*Input for this task:*

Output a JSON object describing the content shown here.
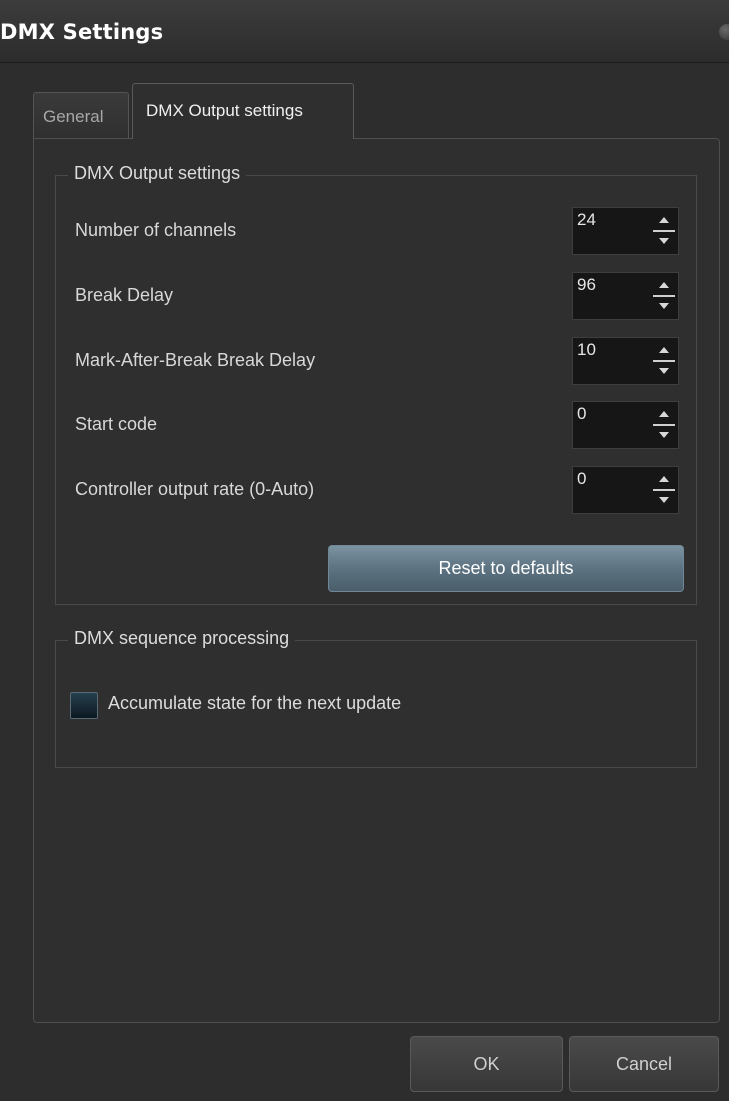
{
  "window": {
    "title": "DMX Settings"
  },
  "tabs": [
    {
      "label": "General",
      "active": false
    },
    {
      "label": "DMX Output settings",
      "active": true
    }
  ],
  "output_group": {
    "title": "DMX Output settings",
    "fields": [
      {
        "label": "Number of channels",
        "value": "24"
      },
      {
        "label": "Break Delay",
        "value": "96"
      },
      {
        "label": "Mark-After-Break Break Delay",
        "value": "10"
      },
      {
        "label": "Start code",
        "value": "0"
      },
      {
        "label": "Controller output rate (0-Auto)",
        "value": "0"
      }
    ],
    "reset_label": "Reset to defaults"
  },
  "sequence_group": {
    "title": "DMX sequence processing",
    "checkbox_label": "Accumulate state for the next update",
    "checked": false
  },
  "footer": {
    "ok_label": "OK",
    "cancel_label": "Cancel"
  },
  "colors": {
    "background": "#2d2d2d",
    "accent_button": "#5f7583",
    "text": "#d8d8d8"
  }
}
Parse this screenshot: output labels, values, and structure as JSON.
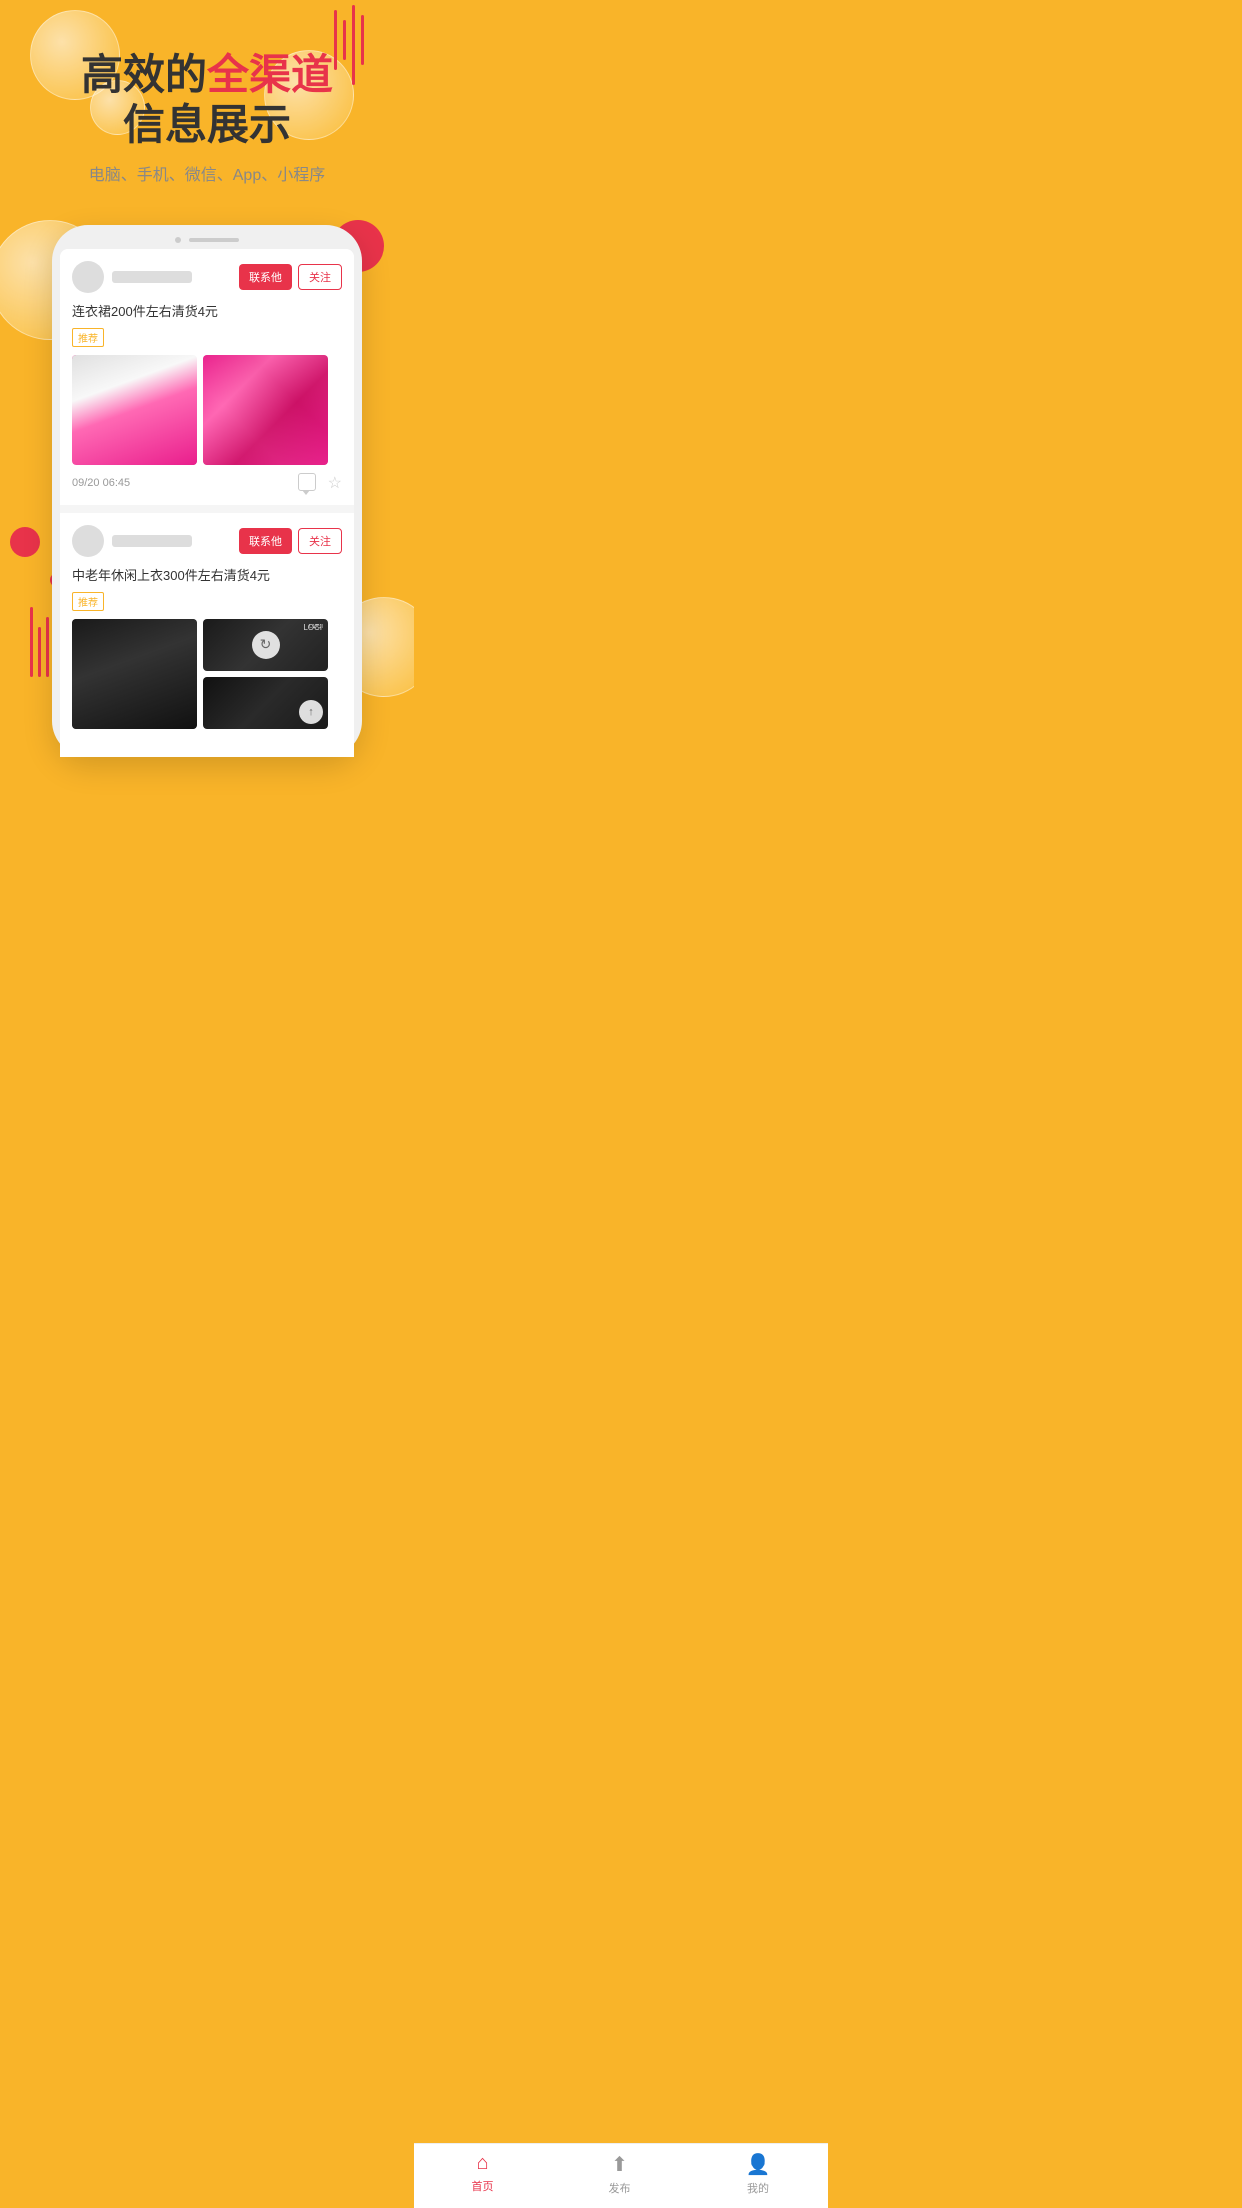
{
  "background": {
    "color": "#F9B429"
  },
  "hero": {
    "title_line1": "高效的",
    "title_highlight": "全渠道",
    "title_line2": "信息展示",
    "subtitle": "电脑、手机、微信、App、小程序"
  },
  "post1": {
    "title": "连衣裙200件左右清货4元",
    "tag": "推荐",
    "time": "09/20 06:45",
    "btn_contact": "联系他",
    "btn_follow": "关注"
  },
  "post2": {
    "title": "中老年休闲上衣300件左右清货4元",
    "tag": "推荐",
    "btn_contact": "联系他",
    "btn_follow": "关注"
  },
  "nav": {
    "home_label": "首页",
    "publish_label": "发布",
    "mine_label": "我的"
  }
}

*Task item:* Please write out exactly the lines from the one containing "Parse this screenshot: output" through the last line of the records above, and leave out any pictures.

*Result:*
Parse this screenshot: output labels, values, and structure as JSON.
{
  "background": {
    "color": "#F9B429"
  },
  "hero": {
    "title_line1": "高效的",
    "title_highlight": "全渠道",
    "title_line2": "信息展示",
    "subtitle": "电脑、手机、微信、App、小程序"
  },
  "post1": {
    "title": "连衣裙200件左右清货4元",
    "tag": "推荐",
    "time": "09/20 06:45",
    "btn_contact": "联系他",
    "btn_follow": "关注"
  },
  "post2": {
    "title": "中老年休闲上衣300件左右清货4元",
    "tag": "推荐",
    "btn_contact": "联系他",
    "btn_follow": "关注"
  },
  "nav": {
    "home_label": "首页",
    "publish_label": "发布",
    "mine_label": "我的"
  }
}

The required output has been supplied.